▶ Your instructions: For each line of the listing that holds "Choose", show the full line.
[[ Source data, beginning ]]
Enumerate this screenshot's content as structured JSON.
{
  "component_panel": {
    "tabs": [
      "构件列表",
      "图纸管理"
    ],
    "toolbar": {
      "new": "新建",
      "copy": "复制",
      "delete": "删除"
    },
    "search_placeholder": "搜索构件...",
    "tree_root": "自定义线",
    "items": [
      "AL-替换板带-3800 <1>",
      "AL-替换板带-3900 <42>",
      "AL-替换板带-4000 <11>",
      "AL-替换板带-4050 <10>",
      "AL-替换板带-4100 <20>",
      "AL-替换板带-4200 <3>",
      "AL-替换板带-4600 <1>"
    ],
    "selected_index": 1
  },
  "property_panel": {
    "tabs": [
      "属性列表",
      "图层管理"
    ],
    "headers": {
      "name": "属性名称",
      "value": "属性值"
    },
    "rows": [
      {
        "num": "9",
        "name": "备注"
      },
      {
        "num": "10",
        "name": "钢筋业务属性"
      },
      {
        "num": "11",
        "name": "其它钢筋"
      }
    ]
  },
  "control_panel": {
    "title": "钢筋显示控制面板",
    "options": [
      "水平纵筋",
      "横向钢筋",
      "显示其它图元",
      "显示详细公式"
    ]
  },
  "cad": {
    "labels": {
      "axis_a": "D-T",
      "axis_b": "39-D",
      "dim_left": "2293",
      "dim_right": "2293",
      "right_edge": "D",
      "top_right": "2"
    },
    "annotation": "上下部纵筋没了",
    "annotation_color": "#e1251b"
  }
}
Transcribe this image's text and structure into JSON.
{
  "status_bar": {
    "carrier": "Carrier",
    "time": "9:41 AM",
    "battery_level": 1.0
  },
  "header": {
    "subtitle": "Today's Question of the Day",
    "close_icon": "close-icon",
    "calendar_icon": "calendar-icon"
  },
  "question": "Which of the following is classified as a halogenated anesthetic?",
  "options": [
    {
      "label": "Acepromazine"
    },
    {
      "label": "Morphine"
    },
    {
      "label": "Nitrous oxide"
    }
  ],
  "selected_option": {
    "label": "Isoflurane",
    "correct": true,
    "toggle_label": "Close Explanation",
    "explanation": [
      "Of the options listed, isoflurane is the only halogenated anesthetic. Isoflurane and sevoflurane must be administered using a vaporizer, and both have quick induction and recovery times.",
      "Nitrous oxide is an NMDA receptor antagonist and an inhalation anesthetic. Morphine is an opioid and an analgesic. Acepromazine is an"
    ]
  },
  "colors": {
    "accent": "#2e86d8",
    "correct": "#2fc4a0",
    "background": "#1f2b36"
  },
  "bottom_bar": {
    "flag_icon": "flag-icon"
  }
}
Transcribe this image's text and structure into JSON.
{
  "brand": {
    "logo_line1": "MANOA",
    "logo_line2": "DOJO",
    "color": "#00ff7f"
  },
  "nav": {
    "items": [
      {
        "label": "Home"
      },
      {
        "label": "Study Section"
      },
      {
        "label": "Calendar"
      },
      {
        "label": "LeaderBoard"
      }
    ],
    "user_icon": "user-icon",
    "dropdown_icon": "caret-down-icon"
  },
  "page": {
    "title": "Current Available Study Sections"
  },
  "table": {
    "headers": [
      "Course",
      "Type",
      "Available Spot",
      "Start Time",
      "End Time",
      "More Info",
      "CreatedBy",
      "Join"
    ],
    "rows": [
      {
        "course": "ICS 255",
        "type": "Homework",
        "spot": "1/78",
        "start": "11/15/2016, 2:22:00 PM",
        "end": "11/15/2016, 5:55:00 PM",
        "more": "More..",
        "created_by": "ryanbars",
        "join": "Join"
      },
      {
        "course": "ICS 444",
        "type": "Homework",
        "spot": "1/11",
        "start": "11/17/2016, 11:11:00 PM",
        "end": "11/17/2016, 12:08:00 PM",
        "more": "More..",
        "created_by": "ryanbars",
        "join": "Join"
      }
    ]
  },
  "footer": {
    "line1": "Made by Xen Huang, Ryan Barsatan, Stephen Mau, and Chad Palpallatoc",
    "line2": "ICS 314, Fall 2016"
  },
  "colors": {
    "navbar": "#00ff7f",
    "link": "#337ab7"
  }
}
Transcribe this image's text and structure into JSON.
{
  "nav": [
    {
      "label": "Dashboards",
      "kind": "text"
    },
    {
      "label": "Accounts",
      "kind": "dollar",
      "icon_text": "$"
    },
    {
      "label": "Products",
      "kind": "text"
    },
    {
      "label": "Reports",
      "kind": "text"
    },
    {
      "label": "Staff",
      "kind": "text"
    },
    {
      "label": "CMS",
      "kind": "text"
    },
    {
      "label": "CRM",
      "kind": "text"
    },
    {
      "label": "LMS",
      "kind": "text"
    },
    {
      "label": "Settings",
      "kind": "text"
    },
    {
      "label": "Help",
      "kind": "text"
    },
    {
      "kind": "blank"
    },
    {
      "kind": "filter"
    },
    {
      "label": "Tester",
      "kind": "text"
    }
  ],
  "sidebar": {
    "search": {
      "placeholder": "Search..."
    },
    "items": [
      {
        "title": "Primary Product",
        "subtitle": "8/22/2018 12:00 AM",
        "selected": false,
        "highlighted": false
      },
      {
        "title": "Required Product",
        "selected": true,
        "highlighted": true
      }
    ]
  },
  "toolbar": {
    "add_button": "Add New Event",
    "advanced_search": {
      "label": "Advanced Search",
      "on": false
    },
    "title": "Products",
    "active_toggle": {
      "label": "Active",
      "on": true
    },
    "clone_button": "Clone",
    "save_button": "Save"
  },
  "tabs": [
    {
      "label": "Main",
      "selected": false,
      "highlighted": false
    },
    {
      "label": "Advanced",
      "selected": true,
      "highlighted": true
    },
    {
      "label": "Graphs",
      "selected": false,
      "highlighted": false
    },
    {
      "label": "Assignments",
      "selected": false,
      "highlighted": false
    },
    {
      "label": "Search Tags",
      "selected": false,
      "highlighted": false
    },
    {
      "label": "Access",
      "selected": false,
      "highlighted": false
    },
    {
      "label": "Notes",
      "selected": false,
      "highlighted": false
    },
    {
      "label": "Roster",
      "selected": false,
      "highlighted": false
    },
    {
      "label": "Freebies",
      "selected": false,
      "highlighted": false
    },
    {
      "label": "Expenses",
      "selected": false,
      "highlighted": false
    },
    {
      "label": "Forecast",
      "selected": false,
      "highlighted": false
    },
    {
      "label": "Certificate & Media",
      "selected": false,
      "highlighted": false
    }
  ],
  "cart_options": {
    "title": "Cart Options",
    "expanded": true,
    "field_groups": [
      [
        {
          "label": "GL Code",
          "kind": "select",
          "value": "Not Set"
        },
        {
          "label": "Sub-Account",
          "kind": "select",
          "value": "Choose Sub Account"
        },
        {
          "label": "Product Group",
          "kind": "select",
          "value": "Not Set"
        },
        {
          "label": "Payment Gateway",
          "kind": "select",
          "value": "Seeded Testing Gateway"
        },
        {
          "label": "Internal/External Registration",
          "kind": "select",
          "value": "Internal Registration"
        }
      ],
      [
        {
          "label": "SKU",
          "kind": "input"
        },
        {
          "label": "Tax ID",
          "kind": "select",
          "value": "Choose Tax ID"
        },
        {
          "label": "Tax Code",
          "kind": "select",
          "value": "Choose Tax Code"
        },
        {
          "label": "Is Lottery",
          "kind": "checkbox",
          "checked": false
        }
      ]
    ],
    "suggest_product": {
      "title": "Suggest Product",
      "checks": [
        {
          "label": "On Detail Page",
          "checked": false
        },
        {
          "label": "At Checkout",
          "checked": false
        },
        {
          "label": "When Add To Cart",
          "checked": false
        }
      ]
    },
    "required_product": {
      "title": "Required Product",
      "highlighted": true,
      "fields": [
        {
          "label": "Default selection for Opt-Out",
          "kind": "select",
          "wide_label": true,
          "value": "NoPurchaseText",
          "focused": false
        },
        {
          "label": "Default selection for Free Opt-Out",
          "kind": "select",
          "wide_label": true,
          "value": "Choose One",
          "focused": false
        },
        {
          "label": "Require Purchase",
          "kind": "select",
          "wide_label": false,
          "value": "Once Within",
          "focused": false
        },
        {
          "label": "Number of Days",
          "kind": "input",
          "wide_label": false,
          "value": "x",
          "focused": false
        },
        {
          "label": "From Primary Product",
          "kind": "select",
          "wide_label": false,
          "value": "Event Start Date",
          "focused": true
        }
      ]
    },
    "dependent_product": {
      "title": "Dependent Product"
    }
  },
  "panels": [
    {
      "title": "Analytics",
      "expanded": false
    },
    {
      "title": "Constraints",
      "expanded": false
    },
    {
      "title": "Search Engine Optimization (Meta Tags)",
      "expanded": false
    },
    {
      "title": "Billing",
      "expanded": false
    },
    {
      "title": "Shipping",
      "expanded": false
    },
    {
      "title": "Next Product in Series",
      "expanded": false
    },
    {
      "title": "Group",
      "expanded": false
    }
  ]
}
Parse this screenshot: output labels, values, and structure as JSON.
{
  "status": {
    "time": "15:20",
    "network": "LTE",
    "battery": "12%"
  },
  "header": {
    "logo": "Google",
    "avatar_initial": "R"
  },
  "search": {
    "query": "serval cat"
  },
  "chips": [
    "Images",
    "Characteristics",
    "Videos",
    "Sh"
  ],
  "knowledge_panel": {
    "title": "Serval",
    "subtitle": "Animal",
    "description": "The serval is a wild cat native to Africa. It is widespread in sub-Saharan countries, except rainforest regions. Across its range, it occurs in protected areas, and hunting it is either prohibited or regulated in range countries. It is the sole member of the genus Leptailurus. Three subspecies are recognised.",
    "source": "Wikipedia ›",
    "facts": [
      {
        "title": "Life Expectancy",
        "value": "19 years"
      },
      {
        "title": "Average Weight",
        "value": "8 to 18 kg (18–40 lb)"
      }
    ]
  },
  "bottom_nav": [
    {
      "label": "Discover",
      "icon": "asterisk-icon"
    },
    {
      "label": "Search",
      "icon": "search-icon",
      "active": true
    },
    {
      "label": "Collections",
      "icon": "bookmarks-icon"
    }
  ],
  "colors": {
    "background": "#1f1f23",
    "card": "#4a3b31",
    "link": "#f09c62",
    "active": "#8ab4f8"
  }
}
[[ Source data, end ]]
▶ Answer box:
          "value": "Choose Sub Account"
          "value": "Choose Tax ID"
          "value": "Choose Tax Code"
          "value": "Choose One",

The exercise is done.